ABOUT THIS TASK: Without the pictures, write out all the lines below exactly as they appear.

DATA FOR ANALYSIS:
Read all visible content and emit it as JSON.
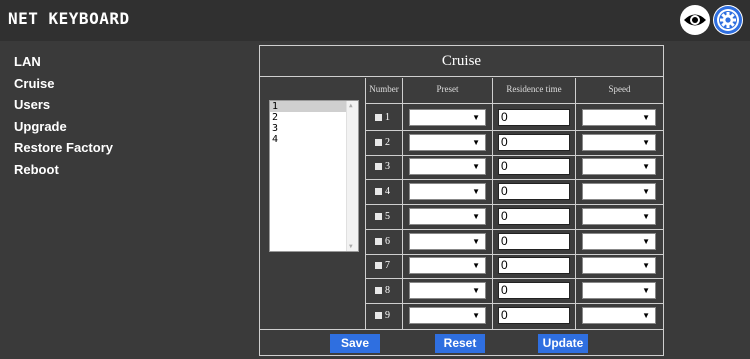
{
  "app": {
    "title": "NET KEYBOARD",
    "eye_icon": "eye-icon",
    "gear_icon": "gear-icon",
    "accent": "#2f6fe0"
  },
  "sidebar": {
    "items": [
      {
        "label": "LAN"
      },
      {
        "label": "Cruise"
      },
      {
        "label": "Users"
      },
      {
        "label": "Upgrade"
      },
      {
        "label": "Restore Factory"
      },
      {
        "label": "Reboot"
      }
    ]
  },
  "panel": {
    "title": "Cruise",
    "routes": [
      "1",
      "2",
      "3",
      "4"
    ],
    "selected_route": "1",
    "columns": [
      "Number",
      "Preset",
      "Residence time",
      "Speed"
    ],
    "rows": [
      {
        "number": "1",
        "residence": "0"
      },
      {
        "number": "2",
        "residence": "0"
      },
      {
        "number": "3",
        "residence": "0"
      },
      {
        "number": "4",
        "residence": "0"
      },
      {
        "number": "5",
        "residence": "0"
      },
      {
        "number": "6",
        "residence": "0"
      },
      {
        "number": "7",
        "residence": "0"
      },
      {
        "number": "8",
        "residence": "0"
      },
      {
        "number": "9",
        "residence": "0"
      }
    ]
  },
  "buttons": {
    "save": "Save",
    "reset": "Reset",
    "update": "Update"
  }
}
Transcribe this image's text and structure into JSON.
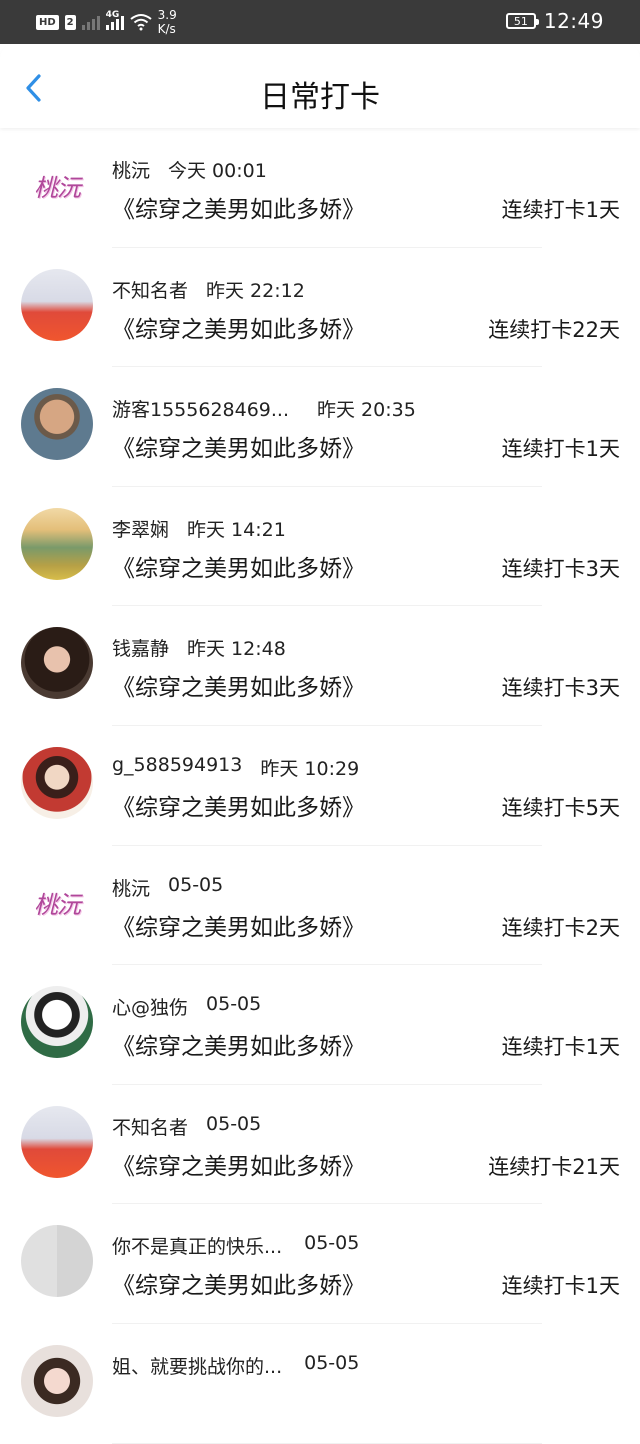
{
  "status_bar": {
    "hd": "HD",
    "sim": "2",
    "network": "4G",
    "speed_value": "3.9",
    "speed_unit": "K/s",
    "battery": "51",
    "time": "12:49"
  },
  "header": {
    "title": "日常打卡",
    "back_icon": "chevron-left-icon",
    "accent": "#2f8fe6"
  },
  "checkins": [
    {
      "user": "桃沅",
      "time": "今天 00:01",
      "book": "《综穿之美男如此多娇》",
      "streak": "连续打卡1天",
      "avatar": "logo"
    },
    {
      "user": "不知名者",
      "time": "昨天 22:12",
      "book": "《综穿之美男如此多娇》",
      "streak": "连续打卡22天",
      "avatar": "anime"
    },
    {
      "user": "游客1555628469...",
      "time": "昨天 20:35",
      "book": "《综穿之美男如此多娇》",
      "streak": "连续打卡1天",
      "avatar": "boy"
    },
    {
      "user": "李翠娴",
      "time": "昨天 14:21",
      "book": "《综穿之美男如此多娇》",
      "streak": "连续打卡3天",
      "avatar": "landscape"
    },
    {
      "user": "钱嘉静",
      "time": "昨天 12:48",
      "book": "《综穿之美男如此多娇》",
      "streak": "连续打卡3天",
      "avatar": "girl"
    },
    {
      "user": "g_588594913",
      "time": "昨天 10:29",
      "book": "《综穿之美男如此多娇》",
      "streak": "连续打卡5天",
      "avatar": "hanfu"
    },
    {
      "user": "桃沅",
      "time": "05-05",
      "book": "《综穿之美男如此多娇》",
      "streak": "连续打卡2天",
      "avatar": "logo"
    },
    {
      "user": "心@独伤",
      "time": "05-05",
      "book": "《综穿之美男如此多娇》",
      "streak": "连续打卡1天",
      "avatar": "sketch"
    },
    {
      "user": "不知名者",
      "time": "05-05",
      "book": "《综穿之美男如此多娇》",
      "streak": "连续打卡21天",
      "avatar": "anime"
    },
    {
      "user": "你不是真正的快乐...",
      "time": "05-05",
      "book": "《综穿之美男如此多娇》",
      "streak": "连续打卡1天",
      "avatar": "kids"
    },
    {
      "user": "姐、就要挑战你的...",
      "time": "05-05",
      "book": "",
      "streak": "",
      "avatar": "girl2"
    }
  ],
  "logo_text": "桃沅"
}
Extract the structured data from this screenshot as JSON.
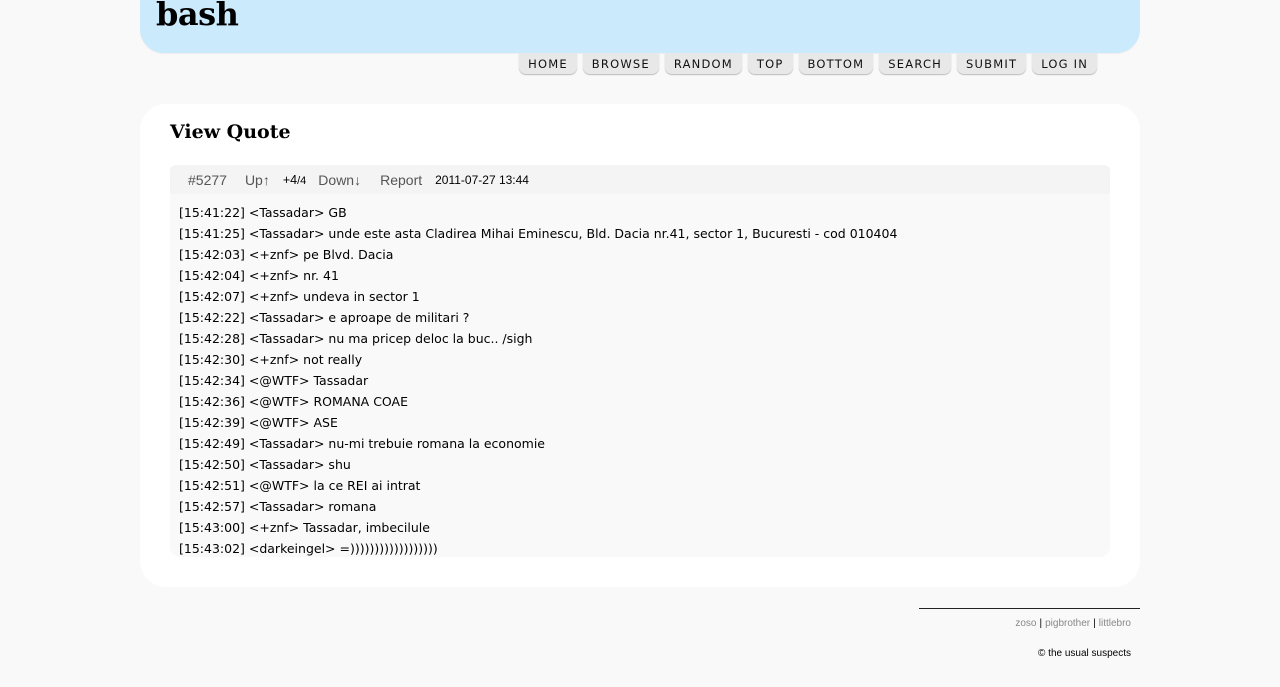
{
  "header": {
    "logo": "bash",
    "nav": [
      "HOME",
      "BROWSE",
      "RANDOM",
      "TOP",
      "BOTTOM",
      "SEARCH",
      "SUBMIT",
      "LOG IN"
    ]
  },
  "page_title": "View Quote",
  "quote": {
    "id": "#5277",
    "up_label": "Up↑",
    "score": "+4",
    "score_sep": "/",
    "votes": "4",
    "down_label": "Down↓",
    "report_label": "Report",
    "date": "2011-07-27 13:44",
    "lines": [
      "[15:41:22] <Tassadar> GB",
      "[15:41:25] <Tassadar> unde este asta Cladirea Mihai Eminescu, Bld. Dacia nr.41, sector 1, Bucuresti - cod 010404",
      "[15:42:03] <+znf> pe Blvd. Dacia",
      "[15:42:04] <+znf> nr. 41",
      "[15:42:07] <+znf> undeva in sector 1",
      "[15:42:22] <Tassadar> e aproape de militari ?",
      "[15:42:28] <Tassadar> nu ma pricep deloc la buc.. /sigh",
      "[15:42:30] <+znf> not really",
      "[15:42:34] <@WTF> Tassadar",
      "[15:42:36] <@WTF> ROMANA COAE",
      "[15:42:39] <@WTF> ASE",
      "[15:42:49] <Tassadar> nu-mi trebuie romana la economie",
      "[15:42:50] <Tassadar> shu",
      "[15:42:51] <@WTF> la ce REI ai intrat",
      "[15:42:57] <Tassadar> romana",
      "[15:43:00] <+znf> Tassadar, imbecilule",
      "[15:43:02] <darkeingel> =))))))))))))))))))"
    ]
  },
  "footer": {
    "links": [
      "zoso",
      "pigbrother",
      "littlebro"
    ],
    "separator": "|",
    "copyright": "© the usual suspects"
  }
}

SOLUTION:
Read all visible content and emit it as JSON.
{
  "app": {
    "title": "NET KEYBOARD",
    "eye_icon": "eye-icon",
    "gear_icon": "gear-icon",
    "accent": "#2f6fe0"
  },
  "sidebar": {
    "items": [
      {
        "label": "LAN"
      },
      {
        "label": "Cruise"
      },
      {
        "label": "Users"
      },
      {
        "label": "Upgrade"
      },
      {
        "label": "Restore Factory"
      },
      {
        "label": "Reboot"
      }
    ]
  },
  "panel": {
    "title": "Cruise",
    "routes": [
      "1",
      "2",
      "3",
      "4"
    ],
    "selected_route": "1",
    "columns": [
      "Number",
      "Preset",
      "Residence time",
      "Speed"
    ],
    "rows": [
      {
        "number": "1",
        "residence": "0"
      },
      {
        "number": "2",
        "residence": "0"
      },
      {
        "number": "3",
        "residence": "0"
      },
      {
        "number": "4",
        "residence": "0"
      },
      {
        "number": "5",
        "residence": "0"
      },
      {
        "number": "6",
        "residence": "0"
      },
      {
        "number": "7",
        "residence": "0"
      },
      {
        "number": "8",
        "residence": "0"
      },
      {
        "number": "9",
        "residence": "0"
      }
    ]
  },
  "buttons": {
    "save": "Save",
    "reset": "Reset",
    "update": "Update"
  }
}
Transcribe this image's text and structure into JSON.
{
  "status_bar": {
    "hd": "HD",
    "sim": "2",
    "network": "4G",
    "speed_value": "3.9",
    "speed_unit": "K/s",
    "battery": "51",
    "time": "12:49"
  },
  "header": {
    "title": "日常打卡",
    "back_icon": "chevron-left-icon",
    "accent": "#2f8fe6"
  },
  "checkins": [
    {
      "user": "桃沅",
      "time": "今天 00:01",
      "book": "《综穿之美男如此多娇》",
      "streak": "连续打卡1天",
      "avatar": "logo"
    },
    {
      "user": "不知名者",
      "time": "昨天 22:12",
      "book": "《综穿之美男如此多娇》",
      "streak": "连续打卡22天",
      "avatar": "anime"
    },
    {
      "user": "游客1555628469...",
      "time": "昨天 20:35",
      "book": "《综穿之美男如此多娇》",
      "streak": "连续打卡1天",
      "avatar": "boy"
    },
    {
      "user": "李翠娴",
      "time": "昨天 14:21",
      "book": "《综穿之美男如此多娇》",
      "streak": "连续打卡3天",
      "avatar": "landscape"
    },
    {
      "user": "钱嘉静",
      "time": "昨天 12:48",
      "book": "《综穿之美男如此多娇》",
      "streak": "连续打卡3天",
      "avatar": "girl"
    },
    {
      "user": "g_588594913",
      "time": "昨天 10:29",
      "book": "《综穿之美男如此多娇》",
      "streak": "连续打卡5天",
      "avatar": "hanfu"
    },
    {
      "user": "桃沅",
      "time": "05-05",
      "book": "《综穿之美男如此多娇》",
      "streak": "连续打卡2天",
      "avatar": "logo"
    },
    {
      "user": "心@独伤",
      "time": "05-05",
      "book": "《综穿之美男如此多娇》",
      "streak": "连续打卡1天",
      "avatar": "sketch"
    },
    {
      "user": "不知名者",
      "time": "05-05",
      "book": "《综穿之美男如此多娇》",
      "streak": "连续打卡21天",
      "avatar": "anime"
    },
    {
      "user": "你不是真正的快乐...",
      "time": "05-05",
      "book": "《综穿之美男如此多娇》",
      "streak": "连续打卡1天",
      "avatar": "kids"
    },
    {
      "user": "姐、就要挑战你的...",
      "time": "05-05",
      "book": "",
      "streak": "",
      "avatar": "girl2"
    }
  ],
  "logo_text": "桃沅"
}
Extract the structured data from this screenshot as JSON.
{
  "header": {
    "logo": "bash",
    "nav": [
      "HOME",
      "BROWSE",
      "RANDOM",
      "TOP",
      "BOTTOM",
      "SEARCH",
      "SUBMIT",
      "LOG IN"
    ]
  },
  "page_title": "View Quote",
  "quote": {
    "id": "#5277",
    "up_label": "Up↑",
    "score": "+4",
    "score_sep": "/",
    "votes": "4",
    "down_label": "Down↓",
    "report_label": "Report",
    "date": "2011-07-27 13:44",
    "lines": [
      "[15:41:22] <Tassadar> GB",
      "[15:41:25] <Tassadar> unde este asta Cladirea Mihai Eminescu, Bld. Dacia nr.41, sector 1, Bucuresti - cod 010404",
      "[15:42:03] <+znf> pe Blvd. Dacia",
      "[15:42:04] <+znf> nr. 41",
      "[15:42:07] <+znf> undeva in sector 1",
      "[15:42:22] <Tassadar> e aproape de militari ?",
      "[15:42:28] <Tassadar> nu ma pricep deloc la buc.. /sigh",
      "[15:42:30] <+znf> not really",
      "[15:42:34] <@WTF> Tassadar",
      "[15:42:36] <@WTF> ROMANA COAE",
      "[15:42:39] <@WTF> ASE",
      "[15:42:49] <Tassadar> nu-mi trebuie romana la economie",
      "[15:42:50] <Tassadar> shu",
      "[15:42:51] <@WTF> la ce REI ai intrat",
      "[15:42:57] <Tassadar> romana",
      "[15:43:00] <+znf> Tassadar, imbecilule",
      "[15:43:02] <darkeingel> =))))))))))))))))))"
    ]
  },
  "footer": {
    "links": [
      "zoso",
      "pigbrother",
      "littlebro"
    ],
    "separator": "|",
    "copyright": "© the usual suspects"
  }
}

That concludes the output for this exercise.